Now when Jacob saw that there was corn in Egypt
That is, to be sold there, or otherwise it being there, unless it could be bought, would have been of no avail to foreigners; wherefore the Septuagint version is, that there was a sale F23 there, a sale of corn; the word has the signification of "breaking" F24 in it, because that bread corn is broke in the mill, or is broken from the heap when sold or distributed, or because when eaten it breaks the fast. Now Jacob had either seen persons passing by with corn, of whom he inquired from whence they had it, who replied, from Egypt; or he understood by the report of others that corn was to be bought there; though some of the Jewish writers would have it, as Jarchi observes, that he saw it by the revelation of the Holy Spirit: Jacob said unto, his sons, why do ye look one upon another?
like persons in surprise, distress and despair, at their wits' end, not knowing what to do, what course to take, and which way to turn themselves, and scarce able to speak to one another, and consult with each other what was proper to be done; for it seems not so agreeable that they should be charged as idle persons, careless and unconcerned, indifferent and inactive; but rather, if the other sense is not acceptable, the meaning may be, "why do ye look?" F25 here and there, in the land of Canaan, where it is to no purpose to look for corn; look where it is to be had.
F23 (rby) (prasiv) Sept. "frumentum venale", Schmidt; so Ainsworth, and the Targum of Jonathan.
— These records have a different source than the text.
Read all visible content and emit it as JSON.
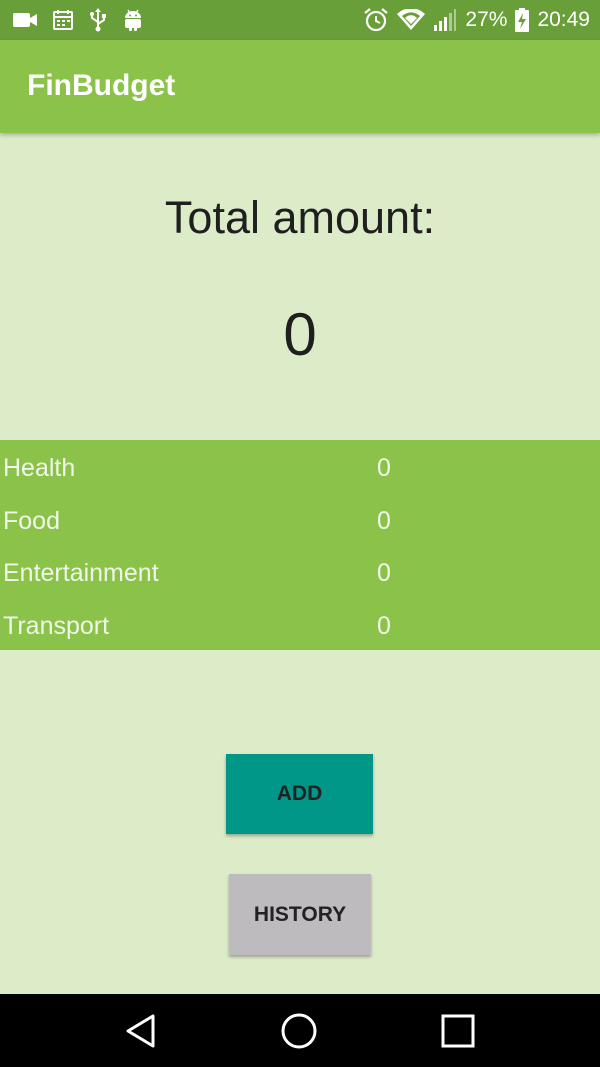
{
  "status_bar": {
    "battery_percent": "27%",
    "time": "20:49",
    "icons_left": [
      "video-camera-icon",
      "calendar-icon",
      "usb-icon",
      "android-icon"
    ],
    "icons_right": [
      "alarm-icon",
      "wifi-icon",
      "signal-icon",
      "battery-charging-icon"
    ]
  },
  "app_bar": {
    "title": "FinBudget"
  },
  "total": {
    "label": "Total amount:",
    "value": "0"
  },
  "categories": [
    {
      "name": "Health",
      "value": "0"
    },
    {
      "name": "Food",
      "value": "0"
    },
    {
      "name": "Entertainment",
      "value": "0"
    },
    {
      "name": "Transport",
      "value": "0"
    }
  ],
  "buttons": {
    "add_label": "ADD",
    "history_label": "HISTORY"
  },
  "nav_bar": {
    "icons": [
      "back-icon",
      "home-icon",
      "recents-icon"
    ]
  },
  "colors": {
    "status_bar": "#689f38",
    "app_bar": "#8bc34a",
    "background": "#dcebc8",
    "add_button": "#009688",
    "history_button": "#bdbbbe"
  }
}
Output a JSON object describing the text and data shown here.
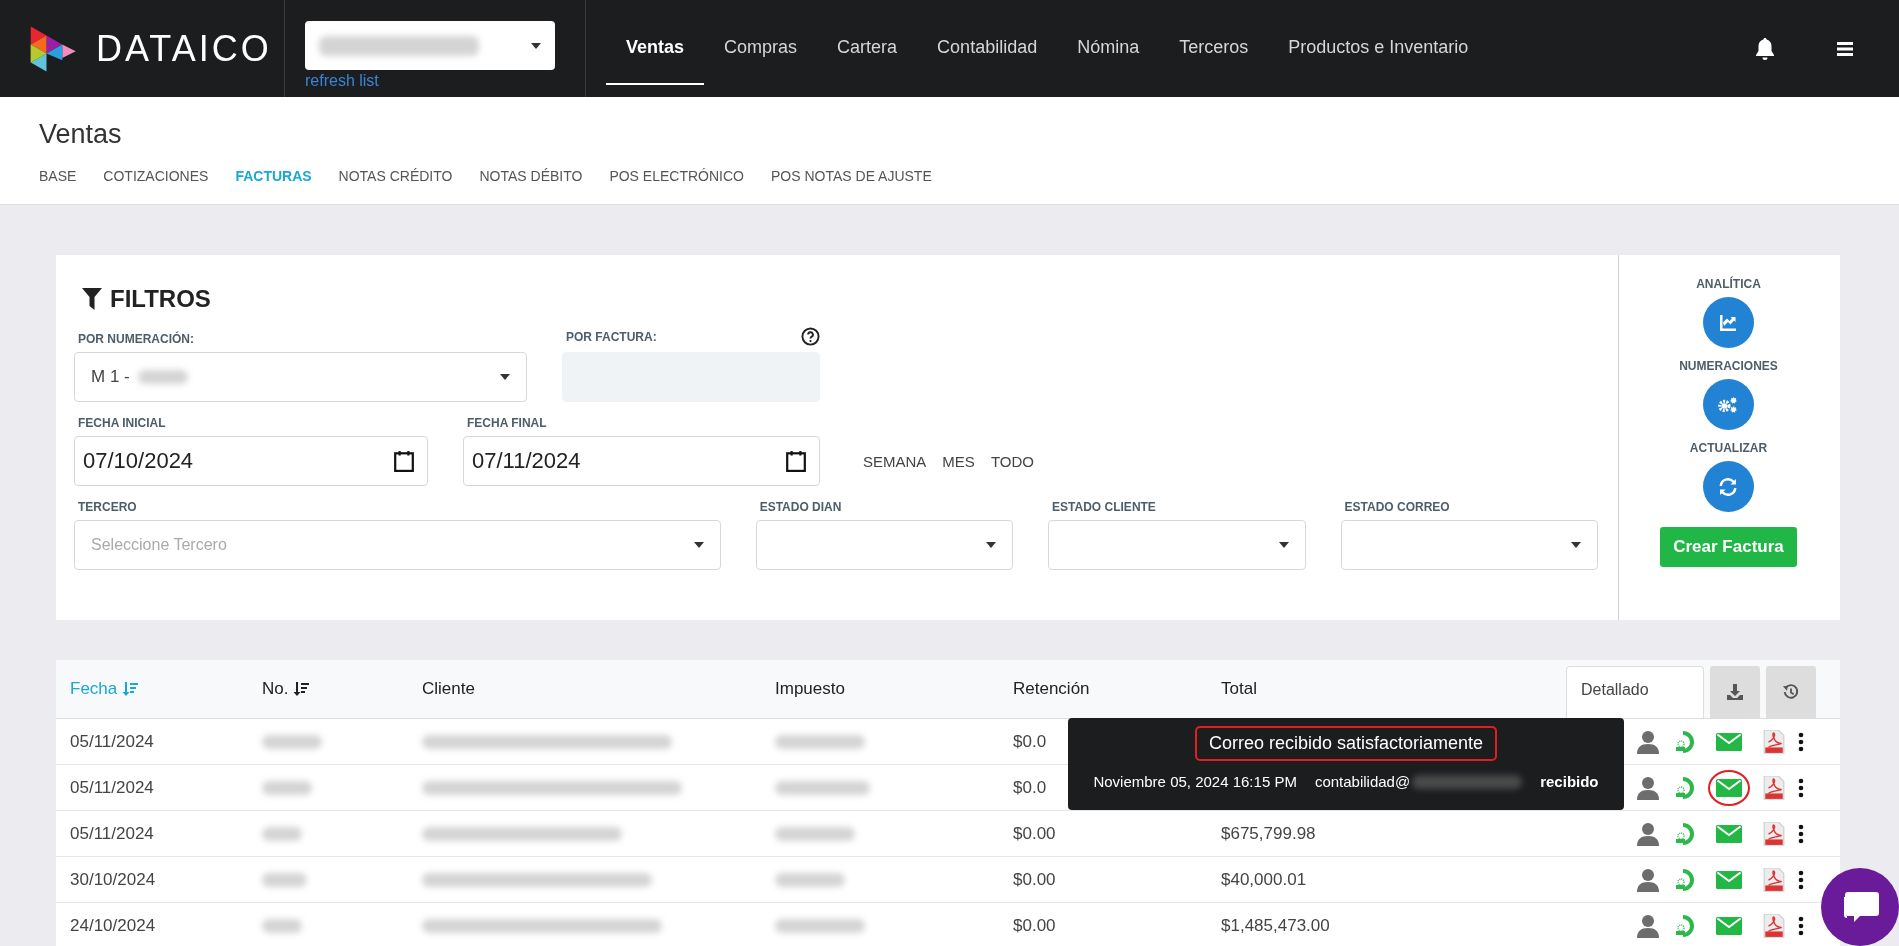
{
  "topbar": {
    "brand": "DATAICO",
    "refresh_link": "refresh list",
    "nav": [
      {
        "label": "Ventas",
        "selected": true
      },
      {
        "label": "Compras",
        "selected": false
      },
      {
        "label": "Cartera",
        "selected": false
      },
      {
        "label": "Contabilidad",
        "selected": false
      },
      {
        "label": "Nómina",
        "selected": false
      },
      {
        "label": "Terceros",
        "selected": false
      },
      {
        "label": "Productos e Inventario",
        "selected": false
      }
    ]
  },
  "page": {
    "title": "Ventas",
    "tabs": [
      {
        "label": "BASE",
        "selected": false
      },
      {
        "label": "COTIZACIONES",
        "selected": false
      },
      {
        "label": "FACTURAS",
        "selected": true
      },
      {
        "label": "NOTAS CRÉDITO",
        "selected": false
      },
      {
        "label": "NOTAS DÉBITO",
        "selected": false
      },
      {
        "label": "POS ELECTRÓNICO",
        "selected": false
      },
      {
        "label": "POS NOTAS DE AJUSTE",
        "selected": false
      }
    ]
  },
  "filters": {
    "title": "FILTROS",
    "numeracion": {
      "label": "POR NUMERACIÓN:",
      "value": "M 1 -"
    },
    "factura": {
      "label": "POR FACTURA:"
    },
    "fecha_inicial": {
      "label": "FECHA INICIAL",
      "value": "07/10/2024"
    },
    "fecha_final": {
      "label": "FECHA FINAL",
      "value": "07/11/2024"
    },
    "quick_ranges": [
      "SEMANA",
      "MES",
      "TODO"
    ],
    "tercero": {
      "label": "TERCERO",
      "placeholder": "Seleccione Tercero"
    },
    "estados": [
      {
        "label": "ESTADO DIAN"
      },
      {
        "label": "ESTADO CLIENTE"
      },
      {
        "label": "ESTADO CORREO"
      }
    ]
  },
  "actions": {
    "items": [
      {
        "label": "ANALÍTICA",
        "kind": "chart"
      },
      {
        "label": "NUMERACIONES",
        "kind": "gears"
      },
      {
        "label": "ACTUALIZAR",
        "kind": "refresh"
      }
    ],
    "create_button": "Crear Factura"
  },
  "table": {
    "columns": [
      {
        "label": "Fecha",
        "sortable": true,
        "selected": true
      },
      {
        "label": "No.",
        "sortable": true,
        "selected": false
      },
      {
        "label": "Cliente",
        "sortable": false,
        "selected": false
      },
      {
        "label": "Impuesto",
        "sortable": false,
        "selected": false
      },
      {
        "label": "Retención",
        "sortable": false,
        "selected": false
      },
      {
        "label": "Total",
        "sortable": false,
        "selected": false
      }
    ],
    "view_select": "Detallado",
    "rows": [
      {
        "fecha": "05/11/2024",
        "retencion": "$0.0",
        "highlighted": false
      },
      {
        "fecha": "05/11/2024",
        "retencion": "$0.0",
        "highlighted": true
      },
      {
        "fecha": "05/11/2024",
        "retencion": "$0.00",
        "total": "$675,799.98",
        "highlighted": false
      },
      {
        "fecha": "30/10/2024",
        "retencion": "$0.00",
        "total": "$40,000.01",
        "highlighted": false
      },
      {
        "fecha": "24/10/2024",
        "retencion": "$0.00",
        "total": "$1,485,473.00",
        "highlighted": false
      }
    ]
  },
  "tooltip": {
    "title": "Correo recibido satisfactoriamente",
    "title_highlighted": true,
    "date": "Noviembre 05, 2024 16:15 PM",
    "email": "contabilidad@",
    "status": "recibido"
  }
}
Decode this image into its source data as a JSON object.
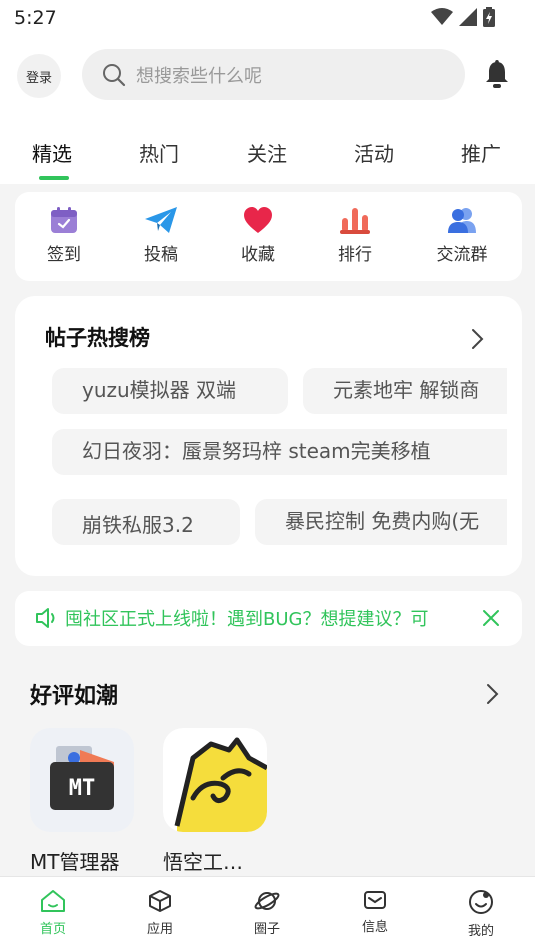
{
  "status_bar": {
    "time": "5:27"
  },
  "header": {
    "login_label": "登录",
    "search_placeholder": "想搜索些什么呢"
  },
  "tabs": [
    {
      "label": "精选",
      "active": true
    },
    {
      "label": "热门"
    },
    {
      "label": "关注"
    },
    {
      "label": "活动"
    },
    {
      "label": "推广"
    }
  ],
  "quick_actions": [
    {
      "label": "签到",
      "icon": "calendar-icon",
      "color": "#9b7fd6"
    },
    {
      "label": "投稿",
      "icon": "paper-plane-icon",
      "color": "#2a97e8"
    },
    {
      "label": "收藏",
      "icon": "heart-icon",
      "color": "#e8264a"
    },
    {
      "label": "排行",
      "icon": "bar-chart-icon",
      "color": "#f06a5a"
    },
    {
      "label": "交流群",
      "icon": "users-icon",
      "color": "#3a6fe0"
    }
  ],
  "hot_search": {
    "title": "帖子热搜榜",
    "chips": [
      "yuzu模拟器 双端",
      "元素地牢 解锁商",
      "幻日夜羽：蜃景努玛梓 steam完美移植",
      "崩铁私服3.2",
      "暴民控制 免费内购(无"
    ]
  },
  "notice": {
    "text": "囤社区正式上线啦！遇到BUG？想提建议？可"
  },
  "section": {
    "title": "好评如潮",
    "apps": [
      {
        "name": "MT管理器"
      },
      {
        "name": "悟空工…"
      }
    ]
  },
  "bottom_nav": [
    {
      "label": "首页",
      "icon": "home-icon",
      "active": true
    },
    {
      "label": "应用",
      "icon": "cube-icon"
    },
    {
      "label": "圈子",
      "icon": "planet-icon"
    },
    {
      "label": "信息",
      "icon": "mail-icon"
    },
    {
      "label": "我的",
      "icon": "smile-icon"
    }
  ],
  "colors": {
    "accent": "#31c45b"
  }
}
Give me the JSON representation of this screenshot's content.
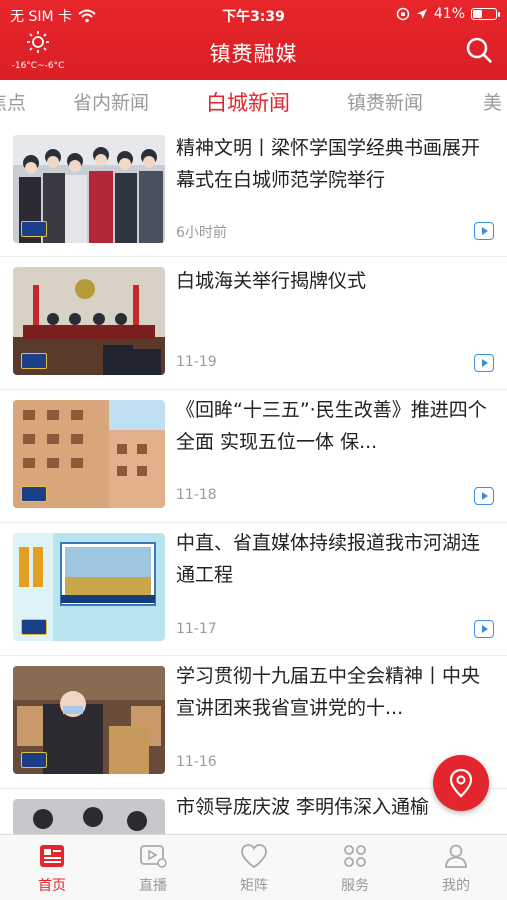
{
  "status_bar": {
    "carrier": "无 SIM 卡",
    "time": "下午3:39",
    "battery": "41%",
    "battery_level": 0.41
  },
  "header": {
    "weather_icon": "sun-icon",
    "temperature": "-16°C~-6°C",
    "title": "镇赉融媒",
    "search_icon": "search-icon"
  },
  "tabs": [
    {
      "label": "焦点",
      "active": false
    },
    {
      "label": "省内新闻",
      "active": false
    },
    {
      "label": "白城新闻",
      "active": true
    },
    {
      "label": "镇赉新闻",
      "active": false
    },
    {
      "label": "美",
      "active": false
    }
  ],
  "news": [
    {
      "title": "精神文明丨梁怀学国学经典书画展开幕式在白城师范学院举行",
      "date": "6小时前",
      "has_video": true
    },
    {
      "title": "白城海关举行揭牌仪式",
      "date": "11-19",
      "has_video": true
    },
    {
      "title": "《回眸“十三五”·民生改善》推进四个全面 实现五位一体 保...",
      "date": "11-18",
      "has_video": true
    },
    {
      "title": "中直、省直媒体持续报道我市河湖连通工程",
      "date": "11-17",
      "has_video": true
    },
    {
      "title": "学习贯彻十九届五中全会精神丨中央宣讲团来我省宣讲党的十...",
      "date": "11-16",
      "has_video": true
    },
    {
      "title": "市领导庞庆波 李明伟深入通榆",
      "date": "",
      "has_video": false
    }
  ],
  "fab_icon": "location-pin-icon",
  "tabbar": [
    {
      "label": "首页",
      "icon": "news-icon",
      "active": true
    },
    {
      "label": "直播",
      "icon": "live-icon",
      "active": false
    },
    {
      "label": "矩阵",
      "icon": "heart-icon",
      "active": false
    },
    {
      "label": "服务",
      "icon": "services-icon",
      "active": false
    },
    {
      "label": "我的",
      "icon": "profile-icon",
      "active": false
    }
  ],
  "colors": {
    "brand_red": "#e3262d",
    "video_blue": "#3a8fe0"
  }
}
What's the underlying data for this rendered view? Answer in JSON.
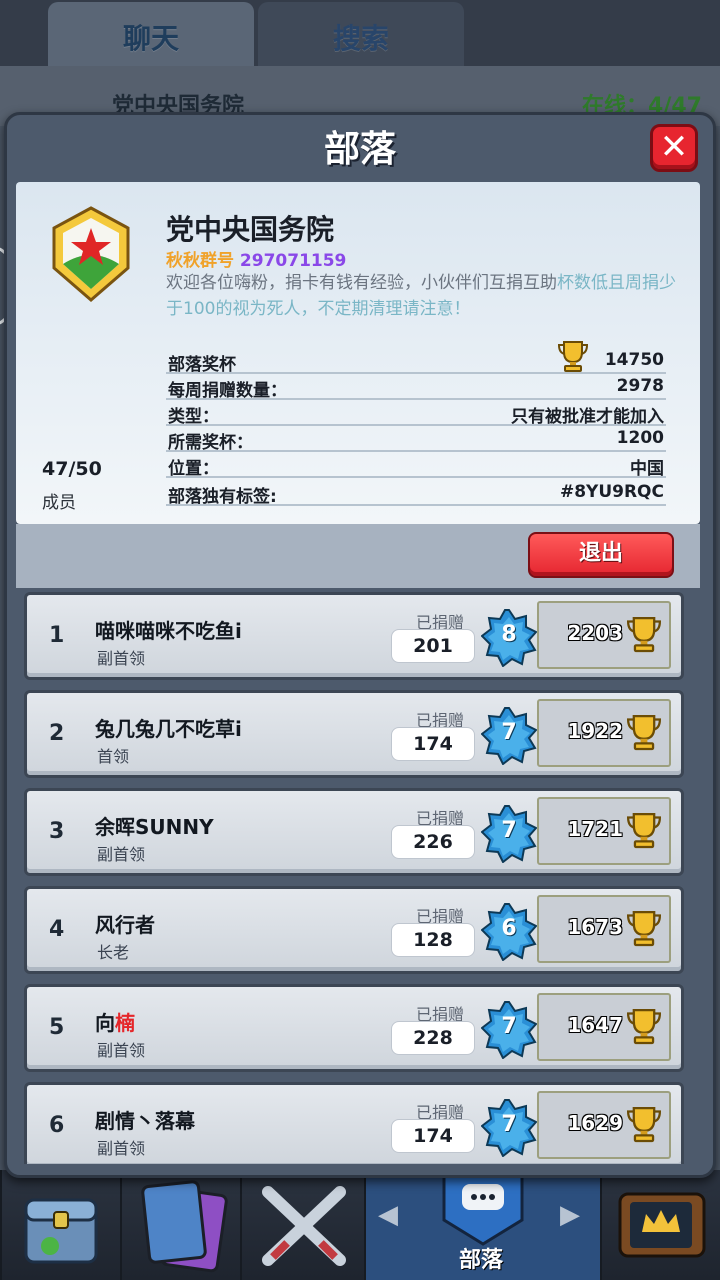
{
  "background": {
    "tabs": [
      {
        "label": "聊天"
      },
      {
        "label": "搜索"
      }
    ],
    "clan_name": "党中央国务院",
    "online": "在线：4/47",
    "bottom_nav_label": "部落"
  },
  "modal": {
    "title": "部落",
    "close": "✕"
  },
  "clan": {
    "name": "党中央国务院",
    "qq_label": "秋秋群号",
    "qq_number": "297071159",
    "desc_part1": "欢迎各位嗨粉，捐卡有钱有经验，小伙伴们互捐互助",
    "desc_part2": "杯数低且周捐少于",
    "desc_num": "100",
    "desc_part3": "的视为死人，不定期清理请注意！",
    "members_count": "47/50",
    "members_label": "成员",
    "stats": [
      {
        "label": "部落奖杯",
        "value": "14750"
      },
      {
        "label": "每周捐赠数量：",
        "value": "2978"
      },
      {
        "label": "类型：",
        "value": "只有被批准才能加入"
      },
      {
        "label": "所需奖杯：",
        "value": "1200"
      },
      {
        "label": "位置：",
        "value": "中国"
      },
      {
        "label": "部落独有标签:",
        "value": "#8YU9RQC"
      }
    ],
    "leave_button": "退出"
  },
  "members": [
    {
      "rank": "1",
      "name": "喵咪喵咪不吃鱼i",
      "name_red": "",
      "role": "副首领",
      "donated_label": "已捐赠",
      "donated": "201",
      "level": "8",
      "trophies": "2203"
    },
    {
      "rank": "2",
      "name": "兔几兔几不吃草i",
      "name_red": "",
      "role": "首领",
      "donated_label": "已捐赠",
      "donated": "174",
      "level": "7",
      "trophies": "1922"
    },
    {
      "rank": "3",
      "name": "余晖SUNNY",
      "name_red": "",
      "role": "副首领",
      "donated_label": "已捐赠",
      "donated": "226",
      "level": "7",
      "trophies": "1721"
    },
    {
      "rank": "4",
      "name": "风行者",
      "name_red": "",
      "role": "长老",
      "donated_label": "已捐赠",
      "donated": "128",
      "level": "6",
      "trophies": "1673"
    },
    {
      "rank": "5",
      "name": "向",
      "name_red": "楠",
      "role": "副首领",
      "donated_label": "已捐赠",
      "donated": "228",
      "level": "7",
      "trophies": "1647"
    },
    {
      "rank": "6",
      "name": "剧情丶落幕",
      "name_red": "",
      "role": "副首领",
      "donated_label": "已捐赠",
      "donated": "174",
      "level": "7",
      "trophies": "1629"
    }
  ]
}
F24 "Fractio", Montanus, Munster, Piscator.
F25 (wartt hml) "ut quid circumspicitis", Schmidt.